Mount Holyoke + Amherst + Smith + Hampshire colleges + UMass Amherst = Five Colleges!
10. The mind-blowing opportunities! Tried, tested, perfected.
The Five College Consortium is one of the oldest—and most robust—alliances of colleges in the country. Through it, Mount Holyoke students can—and do—take courses, join clubs, and socialize on all five campuses. Think 36,000 students, 700 clubs, and more than 6,000 classes. Plus an eclectic mix of lectures, conferences, and performers. All within a six-mile radius. The idea of linking access to resources, first hatched over a century ago, really works. The vibe at clubs? Welcoming. Registering for classes? Easy. Professors at other institutions? Encouraging. Events, films, parties, and music festivals? Frequent and popular. The nine million volumes of books in 14 libraries? Online orders are delivered daily.

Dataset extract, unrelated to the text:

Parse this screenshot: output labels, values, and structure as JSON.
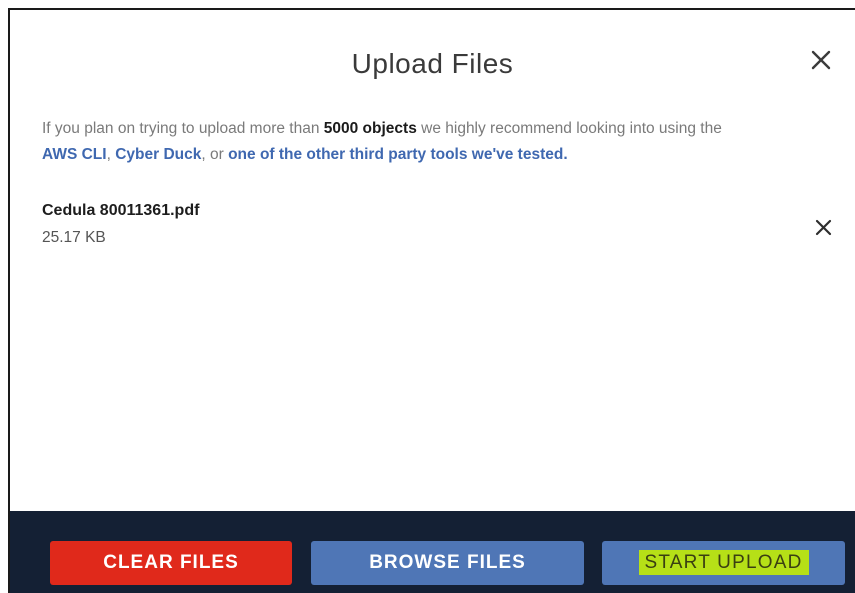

15 workshops + 600 students + 9 leaders = 1 amazing program, Flourishing 101!
What makes Mount Holyoke’s move-in day so #MoHome?
The O-Team! Via an in-depth Orientation, a warm welcome from alumnae of the 50-year connection class, and the first of many beloved Mount Holyoke traditions that kick off day one.
More than 600 graduates and certificate recipients. One amphitheater full of family, friends, faculty, and staff. A momentous weekend of celebration and camaraderie. Moving forward and reflecting back. Inspiration to listen, join, and lead. An invitation to dare to make the make the world a better, brighter place.
There is no way to do this without you. We need psychologists, chemists, philosophers, musicians, poets, librarians, programmers. We need all of you. We need to disrupt and rebuild this world.
—Joia Mukherjee, keynote speech
Bravery. Activism. Solidarity. Truth-telling.
Check out the videos and social posts below. (Missed the wrap-up story? Read it here.)
Watch the highlight video.
I was 25 when I came to Mount Holyoke College as a Frances Perkins scholar. My son, Dominic, was two. I was filled with self-doubt and insecurity. I didn’t know what, exactly, I was doing at Mount Holyoke. All I knew was that I wanted to earn a bachelor’s degree. I believed it would somehow transform a life that was, at the time, fairly stagnant.